19th October 2021
When Sarah* was five, she was trapped on the second floor of her house as the water level raised not knowing if she would be able to escape. The unprecedented floods in 2015 had a dramatic effect on the youngster, leaving her with high levels of anxiety particularly around family events.
Promoting Autonomy & Change (PAC), based in Carlisle, supports young people struggling with anxiety, bullying, grief or who have been the victims of abuse. It provides one-to-one counselling and specialised therapy to young people throughout Cumbria who need support for emotional, interpersonal or mental health problems. It is regularly contacted by primary schools, GP’s and parents looking for support for under 10’s as there is currently no mainstream provision.
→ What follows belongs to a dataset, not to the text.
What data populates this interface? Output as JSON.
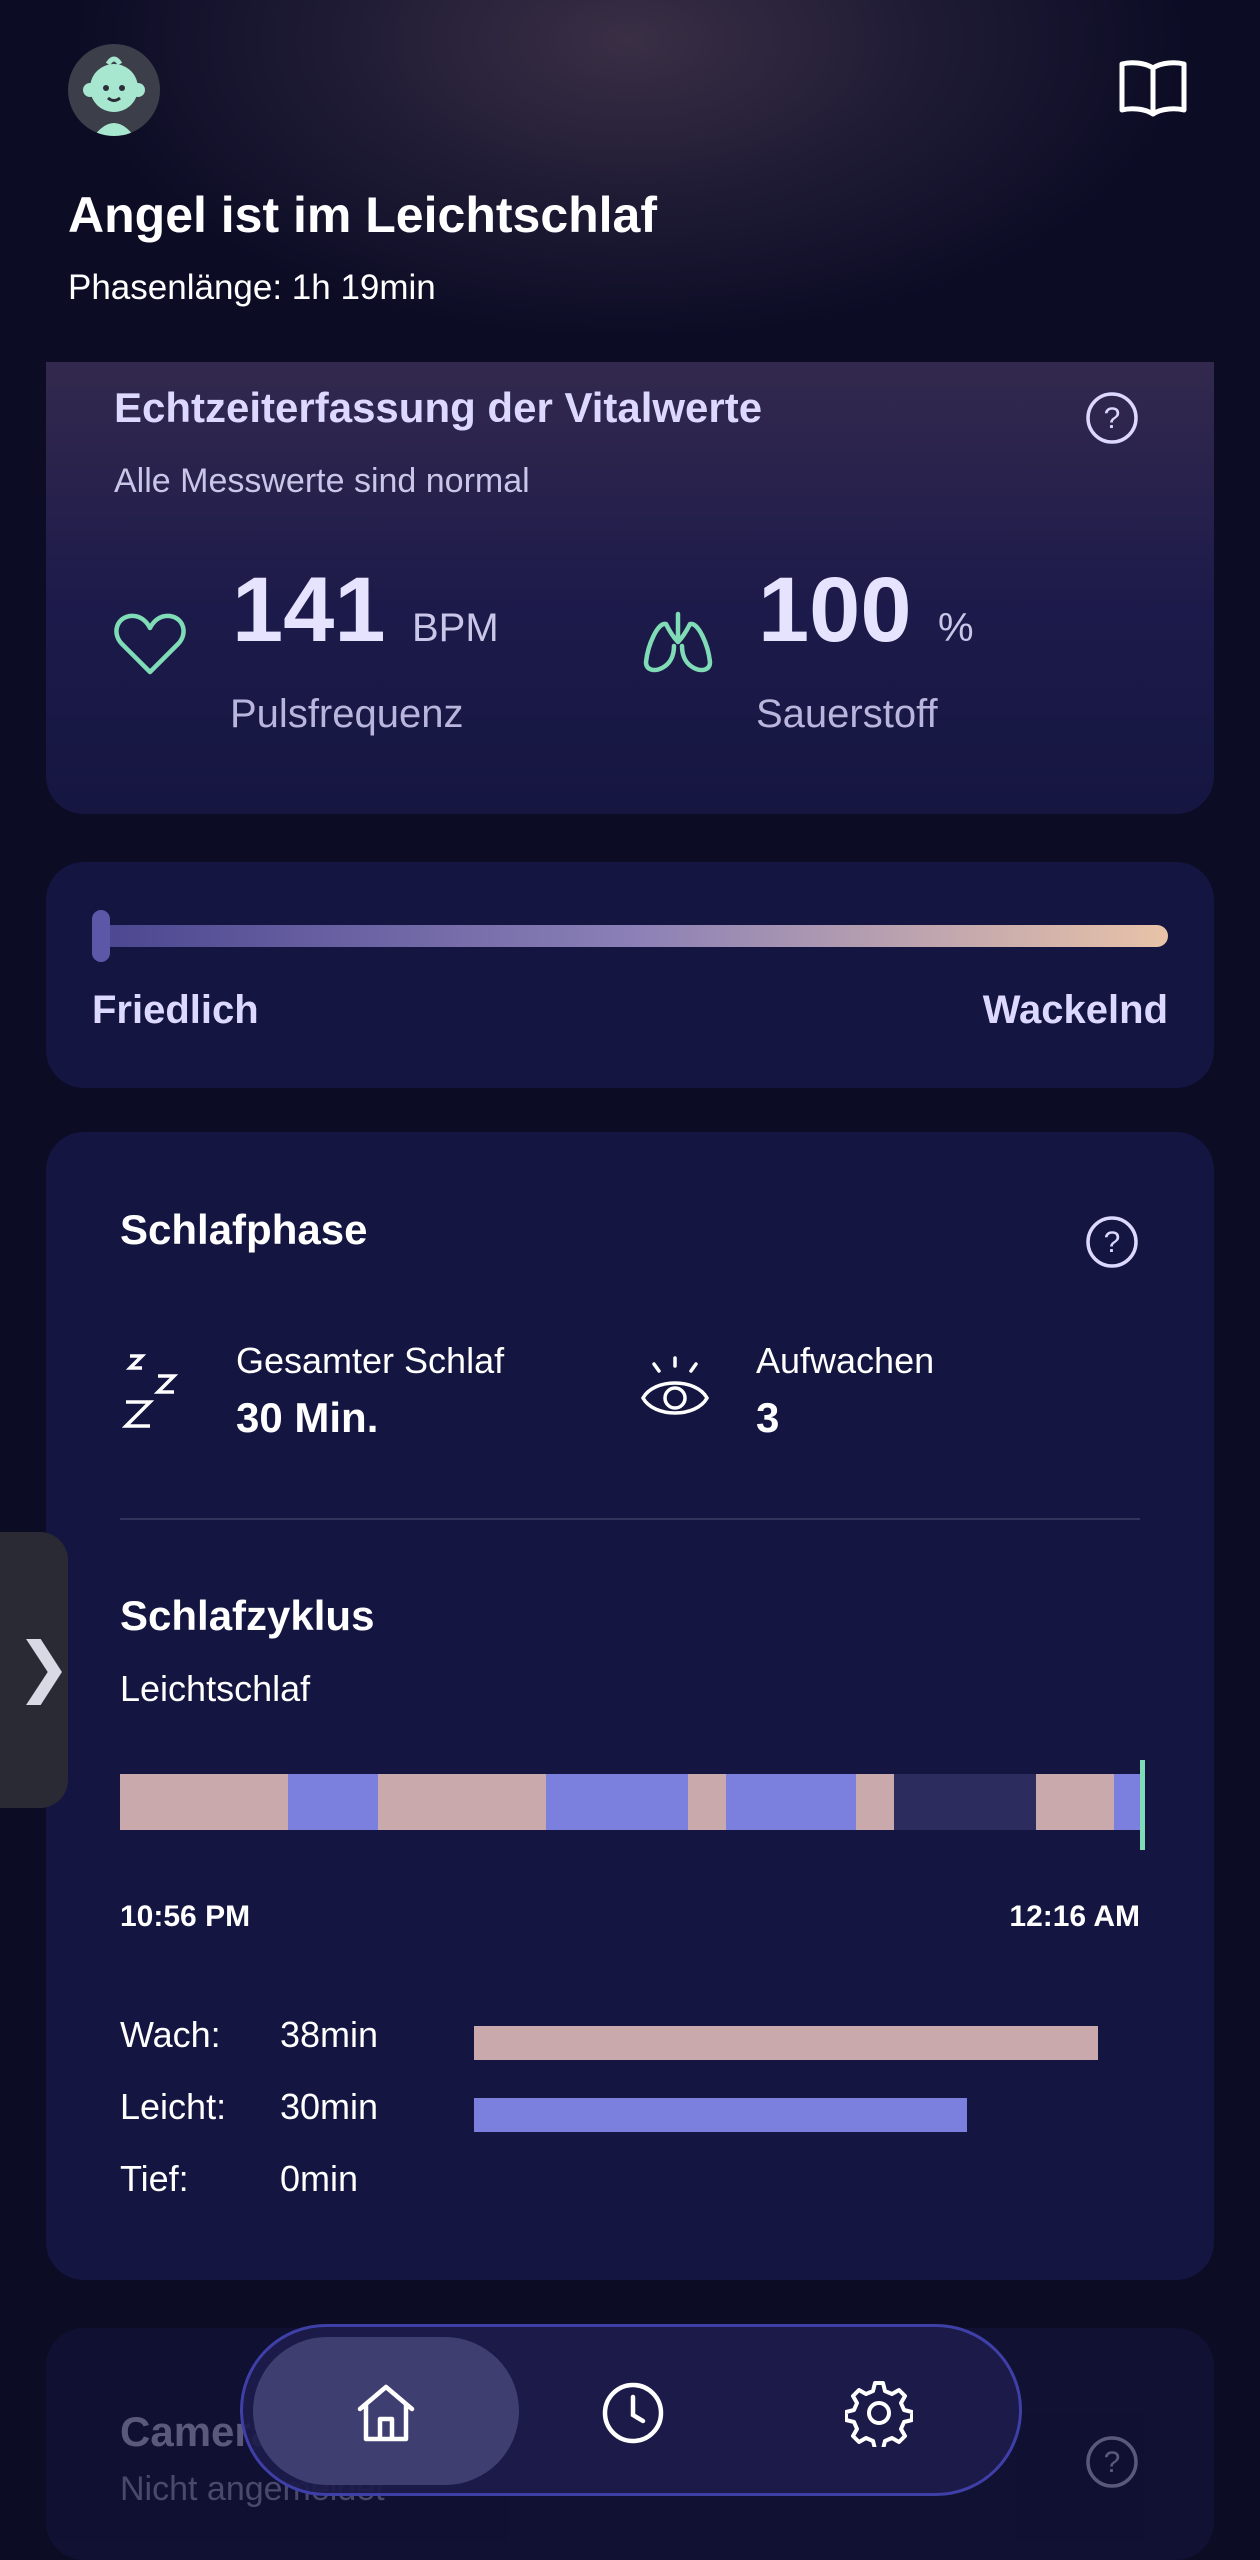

These referrals are evidence of the growing demand for support needed for children at an early stage.
Thanks to £10,115 from the Cumbria Fund and Moorhouse Grassroots Fund, PAC was able to pilot a creative arts therapy project targeted at children under 10. Early intervention may prevent the escalation of a child’s condition and potentially more serious and costly treatment in the future.
Jen Chambers, Development Manager, said: “The funding enabled us to work with 13 vulnerable and hard to reach children who needed therapeutic support. All presented with different mental health issues including anxiety, suicidal thoughts, grief, behavioural issues, and early trauma and abuse, which affected their day-to-day interactions with peers, teachers and relationships within the home.
“The weekly therapy helped children improve self-esteem and confidence, develop positive coping strategies to deal with their emotions, understand their own personal triggers and reduce anxiety levels.
“Art, music, dance, movement, drama, play and sand play therapies have been used and focussed on emotional issues and trauma,” said Jen. “By communicating visually, a child is helped to illustrate and integrate their mental health trauma. Music therapy uses music to effect positive changes in the psychological, physical and cognitive aspects of a child’s poor mental health. Dance/movement therapy focusses on the relationship between body and mind assisting the psychotherapeutic use of movement as a process to improve feelings around poor mental health. Drama therapy helps the child tell their difficult and often painful story through puppetry, masks, role play and storytelling. Play Therapy is a way of helping children express their feelings and deal with their emotional problems, using play as the main communication tool.
“As each child had their own approach – no one size fits all – we have been able to offer the children the number of sessions they required and where necessary signpost them and their families to other options to continue their journey.”
The project also offered small group sessions in a local school to engage with some of the harder to reach clients. “By working with schools, it was not only beneficial to the children receiving the therapy but also in supporting and aiding teachers to enable them to focus more on the job of teaching. Teachers also reported back that some of the children were more focused after their therapy session and therefore more willing to engage in their work and further their own learning,” said Jen.
Sarah was able to express her feelings through the art therapy and was given techniques in managing her anxiety. Towards the end of her therapy, Sarah attended a family event and shared that she felt happier, calmer and more confident.